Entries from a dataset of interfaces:
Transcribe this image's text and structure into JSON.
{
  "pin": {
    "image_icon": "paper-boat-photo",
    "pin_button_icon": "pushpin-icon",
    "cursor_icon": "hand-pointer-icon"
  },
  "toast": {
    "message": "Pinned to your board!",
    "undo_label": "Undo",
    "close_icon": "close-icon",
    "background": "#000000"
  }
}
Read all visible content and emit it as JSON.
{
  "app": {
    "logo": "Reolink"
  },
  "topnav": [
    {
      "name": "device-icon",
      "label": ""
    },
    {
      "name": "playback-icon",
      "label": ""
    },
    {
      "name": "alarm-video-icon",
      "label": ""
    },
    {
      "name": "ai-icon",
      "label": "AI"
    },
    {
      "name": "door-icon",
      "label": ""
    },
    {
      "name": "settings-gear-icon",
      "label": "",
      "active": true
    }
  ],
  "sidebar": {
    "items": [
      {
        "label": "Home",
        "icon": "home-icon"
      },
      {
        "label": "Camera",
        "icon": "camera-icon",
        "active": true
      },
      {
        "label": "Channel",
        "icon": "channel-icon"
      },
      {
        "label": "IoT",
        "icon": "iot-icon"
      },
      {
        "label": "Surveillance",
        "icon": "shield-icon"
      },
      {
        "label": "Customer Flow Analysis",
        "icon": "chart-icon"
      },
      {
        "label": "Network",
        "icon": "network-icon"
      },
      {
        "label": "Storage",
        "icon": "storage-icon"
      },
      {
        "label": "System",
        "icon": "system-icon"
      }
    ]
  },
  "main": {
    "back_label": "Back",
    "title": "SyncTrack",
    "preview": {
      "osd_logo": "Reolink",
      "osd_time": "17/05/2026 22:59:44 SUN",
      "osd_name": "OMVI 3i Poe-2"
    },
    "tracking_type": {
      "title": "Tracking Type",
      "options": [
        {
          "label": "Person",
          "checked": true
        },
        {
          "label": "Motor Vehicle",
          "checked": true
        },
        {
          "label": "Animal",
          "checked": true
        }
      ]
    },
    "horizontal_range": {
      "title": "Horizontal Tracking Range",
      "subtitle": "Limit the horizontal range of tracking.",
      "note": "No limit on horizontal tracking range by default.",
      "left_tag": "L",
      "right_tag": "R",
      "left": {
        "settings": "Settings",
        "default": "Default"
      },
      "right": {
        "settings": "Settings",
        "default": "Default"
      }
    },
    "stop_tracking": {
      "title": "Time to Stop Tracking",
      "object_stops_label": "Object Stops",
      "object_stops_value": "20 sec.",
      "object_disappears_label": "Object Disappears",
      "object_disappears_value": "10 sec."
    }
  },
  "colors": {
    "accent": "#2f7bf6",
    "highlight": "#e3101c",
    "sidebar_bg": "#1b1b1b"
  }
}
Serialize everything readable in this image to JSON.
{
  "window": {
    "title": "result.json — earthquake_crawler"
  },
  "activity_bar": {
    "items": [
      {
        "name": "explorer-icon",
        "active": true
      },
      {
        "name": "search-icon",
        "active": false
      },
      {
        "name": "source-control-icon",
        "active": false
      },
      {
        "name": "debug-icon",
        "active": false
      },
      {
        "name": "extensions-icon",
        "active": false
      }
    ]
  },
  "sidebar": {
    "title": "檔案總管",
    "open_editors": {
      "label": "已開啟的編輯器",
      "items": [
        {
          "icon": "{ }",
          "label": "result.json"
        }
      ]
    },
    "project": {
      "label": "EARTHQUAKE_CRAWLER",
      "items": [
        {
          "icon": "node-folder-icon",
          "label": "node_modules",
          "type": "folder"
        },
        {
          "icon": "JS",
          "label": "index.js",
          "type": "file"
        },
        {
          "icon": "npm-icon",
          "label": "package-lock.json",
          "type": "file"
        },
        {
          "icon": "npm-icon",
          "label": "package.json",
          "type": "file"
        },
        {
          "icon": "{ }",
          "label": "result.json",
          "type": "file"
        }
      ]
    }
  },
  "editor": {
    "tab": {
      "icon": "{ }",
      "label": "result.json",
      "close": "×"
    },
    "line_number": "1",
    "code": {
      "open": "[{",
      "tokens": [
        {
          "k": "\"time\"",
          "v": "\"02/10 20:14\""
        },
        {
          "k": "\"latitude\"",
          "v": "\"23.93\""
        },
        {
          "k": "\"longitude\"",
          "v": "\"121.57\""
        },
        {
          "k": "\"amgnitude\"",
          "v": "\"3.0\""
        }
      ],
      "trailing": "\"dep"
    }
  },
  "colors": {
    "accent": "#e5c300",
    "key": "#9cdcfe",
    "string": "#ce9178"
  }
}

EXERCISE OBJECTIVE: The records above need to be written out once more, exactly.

ANSWER SPACE:
Transcribe this image's text and structure into JSON.
{
  "pin": {
    "image_icon": "paper-boat-photo",
    "pin_button_icon": "pushpin-icon",
    "cursor_icon": "hand-pointer-icon"
  },
  "toast": {
    "message": "Pinned to your board!",
    "undo_label": "Undo",
    "close_icon": "close-icon",
    "background": "#000000"
  }
}
Read all visible content and emit it as JSON.
{
  "app": {
    "logo": "Reolink"
  },
  "topnav": [
    {
      "name": "device-icon",
      "label": ""
    },
    {
      "name": "playback-icon",
      "label": ""
    },
    {
      "name": "alarm-video-icon",
      "label": ""
    },
    {
      "name": "ai-icon",
      "label": "AI"
    },
    {
      "name": "door-icon",
      "label": ""
    },
    {
      "name": "settings-gear-icon",
      "label": "",
      "active": true
    }
  ],
  "sidebar": {
    "items": [
      {
        "label": "Home",
        "icon": "home-icon"
      },
      {
        "label": "Camera",
        "icon": "camera-icon",
        "active": true
      },
      {
        "label": "Channel",
        "icon": "channel-icon"
      },
      {
        "label": "IoT",
        "icon": "iot-icon"
      },
      {
        "label": "Surveillance",
        "icon": "shield-icon"
      },
      {
        "label": "Customer Flow Analysis",
        "icon": "chart-icon"
      },
      {
        "label": "Network",
        "icon": "network-icon"
      },
      {
        "label": "Storage",
        "icon": "storage-icon"
      },
      {
        "label": "System",
        "icon": "system-icon"
      }
    ]
  },
  "main": {
    "back_label": "Back",
    "title": "SyncTrack",
    "preview": {
      "osd_logo": "Reolink",
      "osd_time": "17/05/2026 22:59:44 SUN",
      "osd_name": "OMVI 3i Poe-2"
    },
    "tracking_type": {
      "title": "Tracking Type",
      "options": [
        {
          "label": "Person",
          "checked": true
        },
        {
          "label": "Motor Vehicle",
          "checked": true
        },
        {
          "label": "Animal",
          "checked": true
        }
      ]
    },
    "horizontal_range": {
      "title": "Horizontal Tracking Range",
      "subtitle": "Limit the horizontal range of tracking.",
      "note": "No limit on horizontal tracking range by default.",
      "left_tag": "L",
      "right_tag": "R",
      "left": {
        "settings": "Settings",
        "default": "Default"
      },
      "right": {
        "settings": "Settings",
        "default": "Default"
      }
    },
    "stop_tracking": {
      "title": "Time to Stop Tracking",
      "object_stops_label": "Object Stops",
      "object_stops_value": "20 sec.",
      "object_disappears_label": "Object Disappears",
      "object_disappears_value": "10 sec."
    }
  },
  "colors": {
    "accent": "#2f7bf6",
    "highlight": "#e3101c",
    "sidebar_bg": "#1b1b1b"
  }
}
Serialize everything readable in this image to JSON.
{
  "window": {
    "title": "result.json — earthquake_crawler"
  },
  "activity_bar": {
    "items": [
      {
        "name": "explorer-icon",
        "active": true
      },
      {
        "name": "search-icon",
        "active": false
      },
      {
        "name": "source-control-icon",
        "active": false
      },
      {
        "name": "debug-icon",
        "active": false
      },
      {
        "name": "extensions-icon",
        "active": false
      }
    ]
  },
  "sidebar": {
    "title": "檔案總管",
    "open_editors": {
      "label": "已開啟的編輯器",
      "items": [
        {
          "icon": "{ }",
          "label": "result.json"
        }
      ]
    },
    "project": {
      "label": "EARTHQUAKE_CRAWLER",
      "items": [
        {
          "icon": "node-folder-icon",
          "label": "node_modules",
          "type": "folder"
        },
        {
          "icon": "JS",
          "label": "index.js",
          "type": "file"
        },
        {
          "icon": "npm-icon",
          "label": "package-lock.json",
          "type": "file"
        },
        {
          "icon": "npm-icon",
          "label": "package.json",
          "type": "file"
        },
        {
          "icon": "{ }",
          "label": "result.json",
          "type": "file"
        }
      ]
    }
  },
  "editor": {
    "tab": {
      "icon": "{ }",
      "label": "result.json",
      "close": "×"
    },
    "line_number": "1",
    "code": {
      "open": "[{",
      "tokens": [
        {
          "k": "\"time\"",
          "v": "\"02/10 20:14\""
        },
        {
          "k": "\"latitude\"",
          "v": "\"23.93\""
        },
        {
          "k": "\"longitude\"",
          "v": "\"121.57\""
        },
        {
          "k": "\"amgnitude\"",
          "v": "\"3.0\""
        }
      ],
      "trailing": "\"dep"
    }
  },
  "colors": {
    "accent": "#e5c300",
    "key": "#9cdcfe",
    "string": "#ce9178"
  }
}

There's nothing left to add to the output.